Problem description:
Copy down every line of the data that follows exactly. Omit the pictures.

Records provided section start

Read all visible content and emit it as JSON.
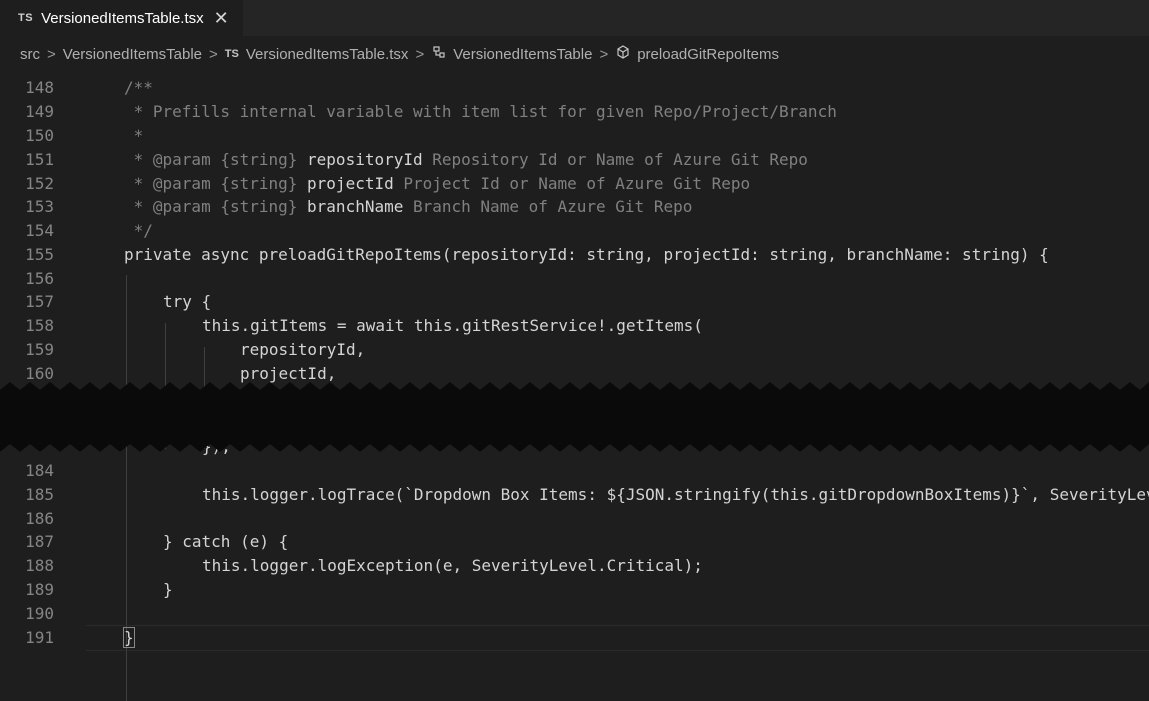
{
  "tab": {
    "lang_badge": "TS",
    "filename": "VersionedItemsTable.tsx",
    "close": "✕"
  },
  "breadcrumb": {
    "items": [
      "src",
      "VersionedItemsTable",
      "VersionedItemsTable.tsx",
      "VersionedItemsTable",
      "preloadGitRepoItems"
    ],
    "ts_badge": "TS",
    "separator": ">"
  },
  "lines": [
    {
      "n": "148"
    },
    {
      "n": "149"
    },
    {
      "n": "150"
    },
    {
      "n": "151"
    },
    {
      "n": "152"
    },
    {
      "n": "153"
    },
    {
      "n": "154"
    },
    {
      "n": "155"
    },
    {
      "n": "156"
    },
    {
      "n": "157"
    },
    {
      "n": "158"
    },
    {
      "n": "159"
    },
    {
      "n": "160"
    },
    {
      "n": "184"
    },
    {
      "n": "185"
    },
    {
      "n": "186"
    },
    {
      "n": "187"
    },
    {
      "n": "188"
    },
    {
      "n": "189"
    },
    {
      "n": "190"
    },
    {
      "n": "191"
    }
  ],
  "code": {
    "l148": "/**",
    "l149": " * Prefills internal variable with item list for given Repo/Project/Branch",
    "l150": " *",
    "l151a": " * @param {string} ",
    "l151b": "repositoryId",
    "l151c": " Repository Id or Name of Azure Git Repo",
    "l152a": " * @param {string} ",
    "l152b": "projectId",
    "l152c": " Project Id or Name of Azure Git Repo",
    "l153a": " * @param {string} ",
    "l153b": "branchName",
    "l153c": " Branch Name of Azure Git Repo",
    "l154": " */",
    "l155": "private async preloadGitRepoItems(repositoryId: string, projectId: string, branchName: string) {",
    "l157": "try {",
    "l158": "this.gitItems = await this.gitRestService!.getItems(",
    "l159": "repositoryId,",
    "l160": "projectId,",
    "l183": "});",
    "l185": "this.logger.logTrace(`Dropdown Box Items: ${JSON.stringify(this.gitDropdownBoxItems)}`, SeverityLev",
    "l187": "} catch (e) {",
    "l188": "this.logger.logException(e, SeverityLevel.Critical);",
    "l189": "}",
    "l191": "}"
  }
}
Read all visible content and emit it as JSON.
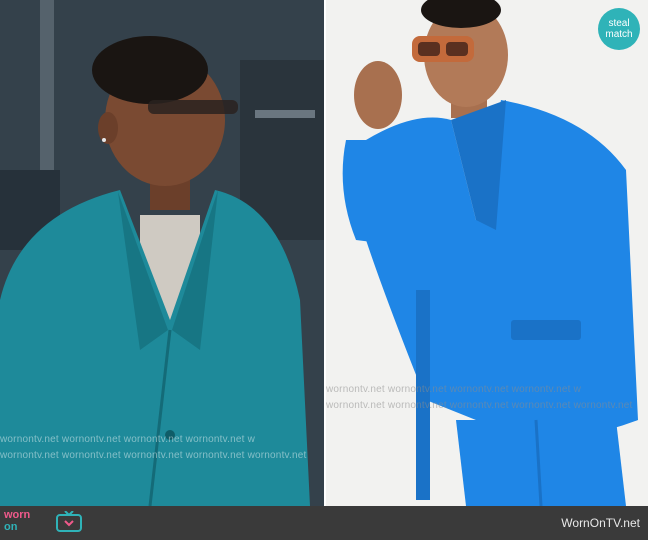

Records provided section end

Completed task:
Read all visible content and emit it as JSON.
{
  "tab": {
    "lang_badge": "TS",
    "filename": "VersionedItemsTable.tsx",
    "close": "✕"
  },
  "breadcrumb": {
    "items": [
      "src",
      "VersionedItemsTable",
      "VersionedItemsTable.tsx",
      "VersionedItemsTable",
      "preloadGitRepoItems"
    ],
    "ts_badge": "TS",
    "separator": ">"
  },
  "lines": [
    {
      "n": "148"
    },
    {
      "n": "149"
    },
    {
      "n": "150"
    },
    {
      "n": "151"
    },
    {
      "n": "152"
    },
    {
      "n": "153"
    },
    {
      "n": "154"
    },
    {
      "n": "155"
    },
    {
      "n": "156"
    },
    {
      "n": "157"
    },
    {
      "n": "158"
    },
    {
      "n": "159"
    },
    {
      "n": "160"
    },
    {
      "n": "184"
    },
    {
      "n": "185"
    },
    {
      "n": "186"
    },
    {
      "n": "187"
    },
    {
      "n": "188"
    },
    {
      "n": "189"
    },
    {
      "n": "190"
    },
    {
      "n": "191"
    }
  ],
  "code": {
    "l148": "/**",
    "l149": " * Prefills internal variable with item list for given Repo/Project/Branch",
    "l150": " *",
    "l151a": " * @param {string} ",
    "l151b": "repositoryId",
    "l151c": " Repository Id or Name of Azure Git Repo",
    "l152a": " * @param {string} ",
    "l152b": "projectId",
    "l152c": " Project Id or Name of Azure Git Repo",
    "l153a": " * @param {string} ",
    "l153b": "branchName",
    "l153c": " Branch Name of Azure Git Repo",
    "l154": " */",
    "l155": "private async preloadGitRepoItems(repositoryId: string, projectId: string, branchName: string) {",
    "l157": "try {",
    "l158": "this.gitItems = await this.gitRestService!.getItems(",
    "l159": "repositoryId,",
    "l160": "projectId,",
    "l183": "});",
    "l185": "this.logger.logTrace(`Dropdown Box Items: ${JSON.stringify(this.gitDropdownBoxItems)}`, SeverityLev",
    "l187": "} catch (e) {",
    "l188": "this.logger.logException(e, SeverityLevel.Critical);",
    "l189": "}",
    "l191": "}"
  }
}
Read all visible content and emit it as JSON.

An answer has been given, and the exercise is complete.